There has been a big change in farmer attitudes to fertiliser in Ireland over the years. This is according to James Humphreys of Teagasc who was speaking on nitrogen fertiliser in particular at a recent Agricultural Science Association nitrates technical event.

That’s down to cost, he said. “Fertiliser use peaked in Ireland in the late 90’s and has come down a lot since. While over the same period we have had a big increase in expenditure nationally. This is influencing farmer decisions.”

Humphreys outlined that the relationship between the cost of fertiliser and the price farmers are receiving for their products be it beef, lamb, tillage or milk has changed dramatically over the years.

He commented: “In the mid 90s a farmer had to sell two litres of milk to buy a 1kg of fertiliser nitrogen. At the present moment a farmer has to sell about four litres to buy 1kg of nitrogen.”

The fate of nitrogen in the soil

Humphreys remarked: “It has been a slow spring from the point of view of getting fertiliser out. But what is happens when you go out and spread fertiliser in January and February.”

“What you hope would happen is that it would be taken up by the sward. Another possibility on free draining soils is that it would be leached from the soil.
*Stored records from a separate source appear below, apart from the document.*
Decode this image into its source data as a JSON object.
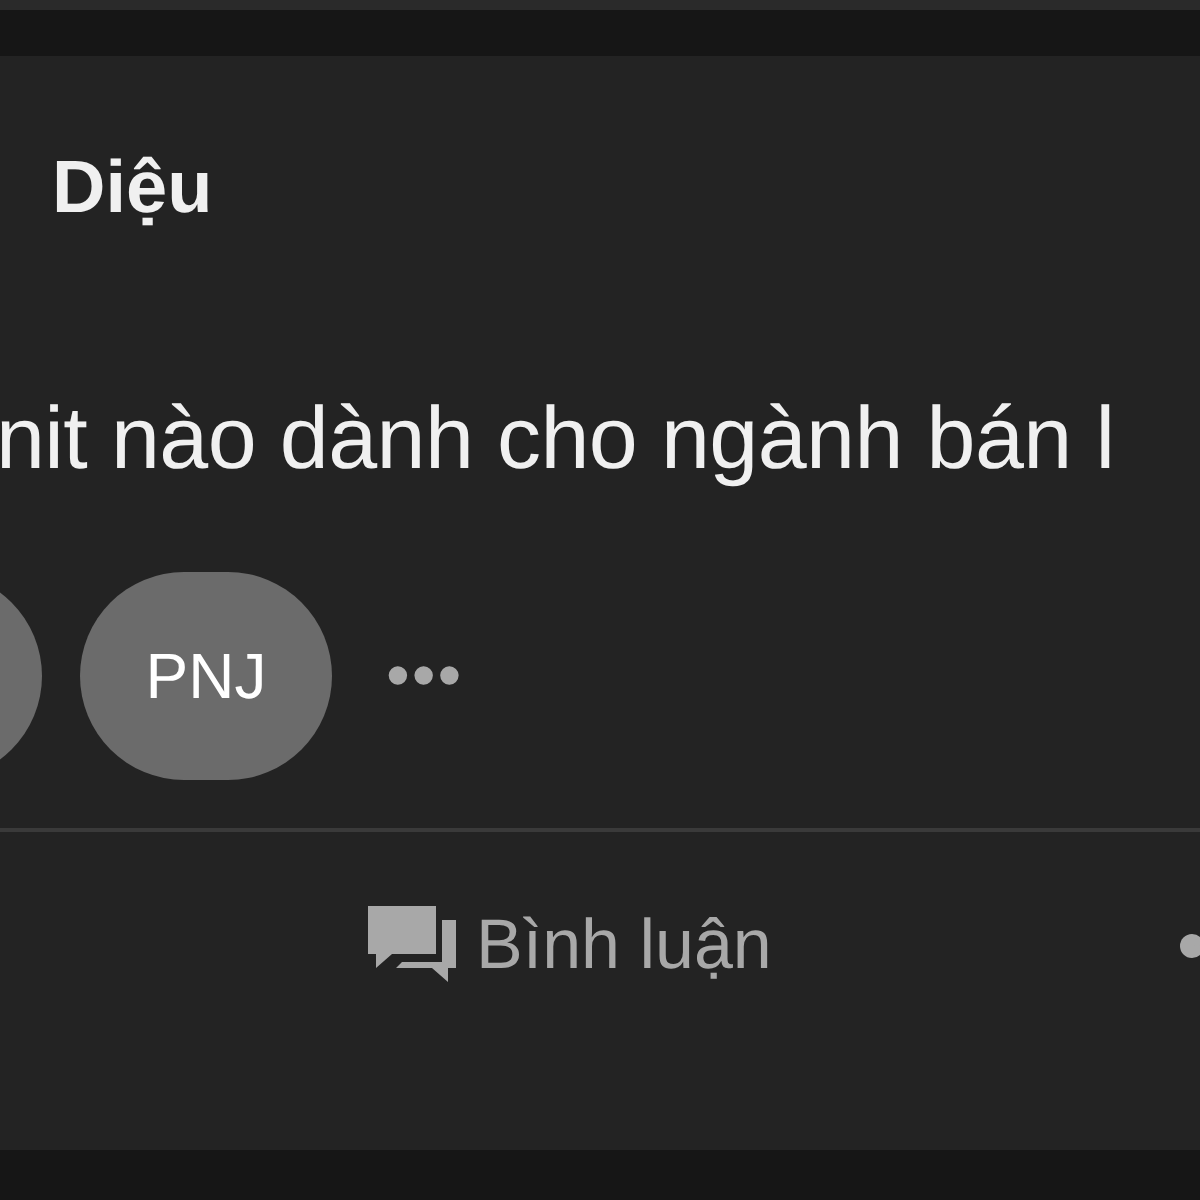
{
  "post": {
    "author": "Diệu",
    "text": "nit nào dành cho ngành bán l",
    "tags": [
      {
        "kind": "partial"
      },
      {
        "kind": "full",
        "label": "PNJ"
      }
    ],
    "more": "•••",
    "actions": [
      {
        "kind": "comment",
        "label": "Bình luận"
      },
      {
        "kind": "share"
      }
    ]
  }
}
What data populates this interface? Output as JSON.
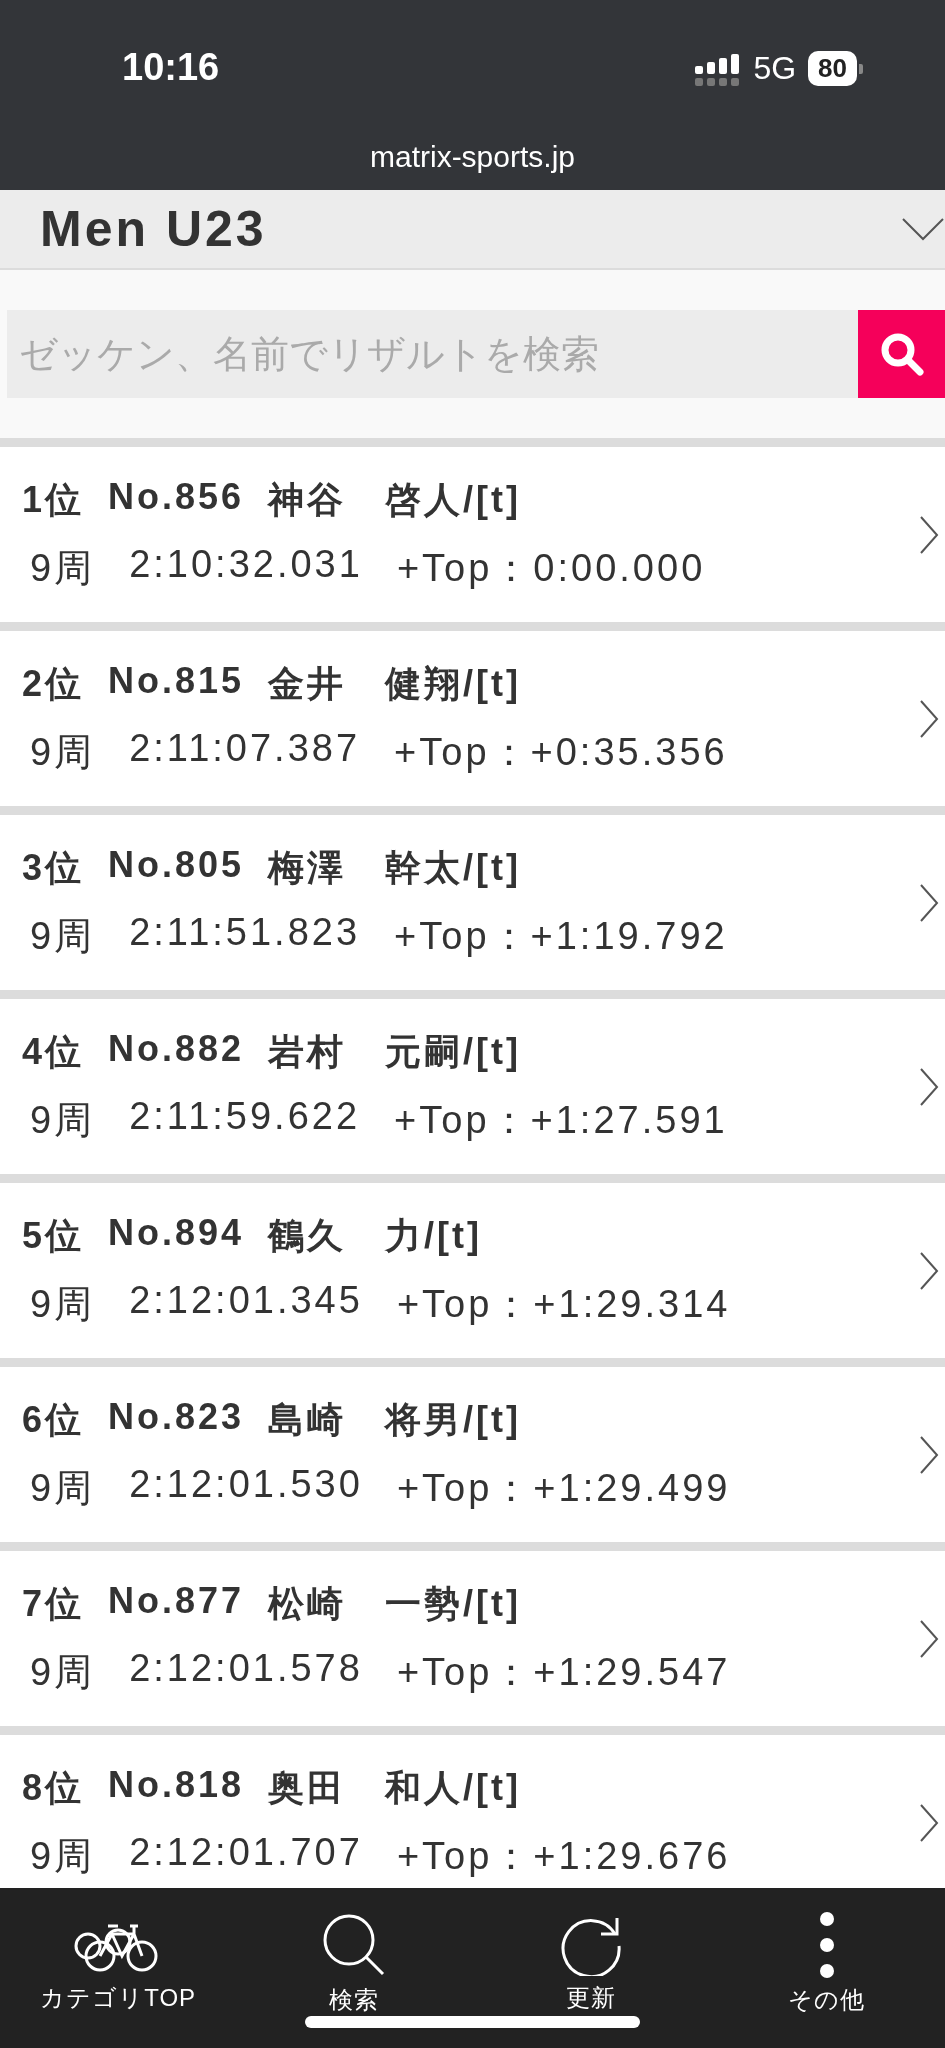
{
  "status_bar": {
    "time": "10:16",
    "network": "5G",
    "battery": "80"
  },
  "url": "matrix-sports.jp",
  "category": {
    "title": "Men U23"
  },
  "search": {
    "placeholder": "ゼッケン、名前でリザルトを検索"
  },
  "results": [
    {
      "rank": "1位",
      "number": "No.856",
      "name": "神谷　啓人/[t]",
      "laps": "9周",
      "time": "2:10:32.031",
      "gap": "+Top：0:00.000"
    },
    {
      "rank": "2位",
      "number": "No.815",
      "name": "金井　健翔/[t]",
      "laps": "9周",
      "time": "2:11:07.387",
      "gap": "+Top：+0:35.356"
    },
    {
      "rank": "3位",
      "number": "No.805",
      "name": "梅澤　幹太/[t]",
      "laps": "9周",
      "time": "2:11:51.823",
      "gap": "+Top：+1:19.792"
    },
    {
      "rank": "4位",
      "number": "No.882",
      "name": "岩村　元嗣/[t]",
      "laps": "9周",
      "time": "2:11:59.622",
      "gap": "+Top：+1:27.591"
    },
    {
      "rank": "5位",
      "number": "No.894",
      "name": "鶴久　力/[t]",
      "laps": "9周",
      "time": "2:12:01.345",
      "gap": "+Top：+1:29.314"
    },
    {
      "rank": "6位",
      "number": "No.823",
      "name": "島崎　将男/[t]",
      "laps": "9周",
      "time": "2:12:01.530",
      "gap": "+Top：+1:29.499"
    },
    {
      "rank": "7位",
      "number": "No.877",
      "name": "松崎　一勢/[t]",
      "laps": "9周",
      "time": "2:12:01.578",
      "gap": "+Top：+1:29.547"
    },
    {
      "rank": "8位",
      "number": "No.818",
      "name": "奥田　和人/[t]",
      "laps": "9周",
      "time": "2:12:01.707",
      "gap": "+Top：+1:29.676"
    }
  ],
  "nav": [
    {
      "kind": "bikes",
      "label": "カテゴリTOP"
    },
    {
      "kind": "search",
      "label": "検索"
    },
    {
      "kind": "refresh",
      "label": "更新"
    },
    {
      "kind": "more",
      "label": "その他"
    }
  ]
}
In heavy soils you could also get denitrification of the nitrogen in the soil.”

He said: “At this time of the year it is likely that one of these three will happen within 5-8 weeks of application. That is why we talk about multiple applications over the course of the year.”

“Nitrogen once it is applied to the soil, there is a high likelihood it is not going to hang around. Ideally it would be taken up by the sward. But that doesn’t necessarily always happen.”